Two men arrested amid reports a parliamentary researcher is a Chinese spy

The Houses of Parliament  (PA Archive)
The Houses of Parliament (PA Archive)

A House of Commons researcher has been arrested under the Official Secrets Act on suspicion of spying for China.

The man, who is in his 20s, was arrested in Edinburgh by officers from the Met’s Counter Terrorism Command.

The Sunday Times reported the man, who is British and holds a parliamentary pass, has links to several prominent Conservative MPs, including security minister Tom Tugendhat and foreign affairs committee chairwoman Alicia Kearns, and previously lived and worked in China.

Ms Kearns said she was “aware” of the report but would “not be commenting”.

A source close to Ms Kearns said: “It is inevitable the Chinese Communist Party (CCP) would target and seek to undermine Parliament’s leading voices who have demonstrated the ability to constrain the CCP’s ambitions.”

They said that the allegations, if true, would be a “serious escalation and shows the CCP will go to any length to attack thorns in their side”.

Mr Tugendhat is said not to have had any contact with the researcher since before he became security minister in September last year.

Met officers also arrested another man, in his 30s, at a property in Oxfordshire while searches were carried out at a property in east London.

A Met Police spokesman said: “Officers from the Metropolitan Police Service arrested two men on 13 March on suspicion of offences under section 1 of the Official Secrets Act, 1911.

“A man in his 30s was arrested at an address in Oxfordshire and a man in his 20s was arrested at an address in Edinburgh. Searches were also carried out at both the residential properties, as well as at a third address in east London.

“Both men were taken to a south London police station, and were subsequently released on police bail until a date in early October.

“The investigation is being carried out by officers from the Met’s Counter Terrorism Command, which has responsibility for investigations relating to allegations of Official Secrets Act and espionage-related offences. Enquiries continue.”

The Inter-Parliamentary Alliance on China pressure group said it was “appalled at reports of the infiltration of the UK Parliament by someone allegedly acting on behalf of the People’s Republic of China”.

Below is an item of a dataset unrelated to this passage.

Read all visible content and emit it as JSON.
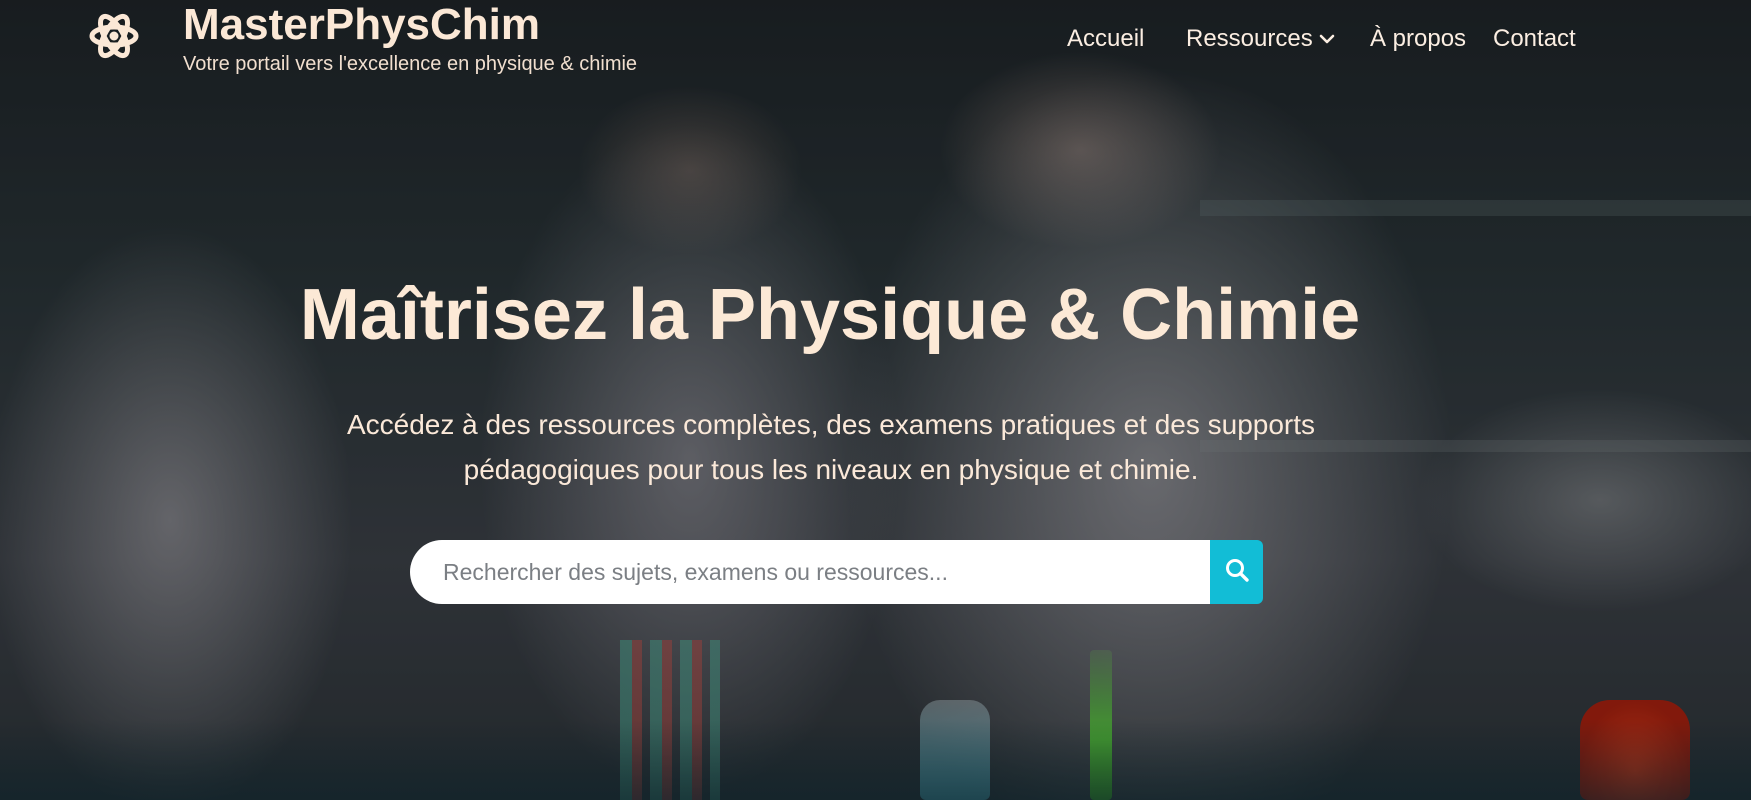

A report from Parliament’s spy agency watchdog, the Intelligence and Security Committee, warned in July that Beijing is targeting the UK “prolifically and aggressively”.

Last year, MI5 issued a rare security alert, warning MPs that a suspected Chinese spy called Christine Lee had engaged in “political interference activities” on behalf of China’s ruling communist regime.

Labour MP Barry Gardiner, the former chairman of the now disbanded Chinese in Britain APPG, received more than £500,000 in donations from her before the warning.

Foreign Secretary James Cleverly, left, had a face-to-face meeting with Chinese vice president Han Zheng (Florence Lo/Pool Photo via AP) (AP)
Foreign Secretary James Cleverly, left, had a face-to-face meeting with Chinese vice president Han Zheng (Florence Lo/Pool Photo via AP) (AP)

The arrests emerged a little over a week after Foreign Secretary James Cleverly visited Beijing amid criticism from some senior Conservatives, who are critics of China.

He insisted the UK would have a “pragmatic” relationship with China to tackle major global issues such as climate change.

Former Tory leader Sir Iain Duncan Smith, one of the party’s most prominent China hawks, warned of a “deepening threat” being posed by the country under President Xi Jinping.

Sir Iain told PA: “This story gives the lie to the Government’s attempt not to see China as a systemic threat.

“Time for us to recognise the deepening threat that the CCP under Xi now pose. What price was Cleverly’s kowtow visit to Beijing?”

Downing Street and the House of Commons both declined to comment, citing their policies on security matters.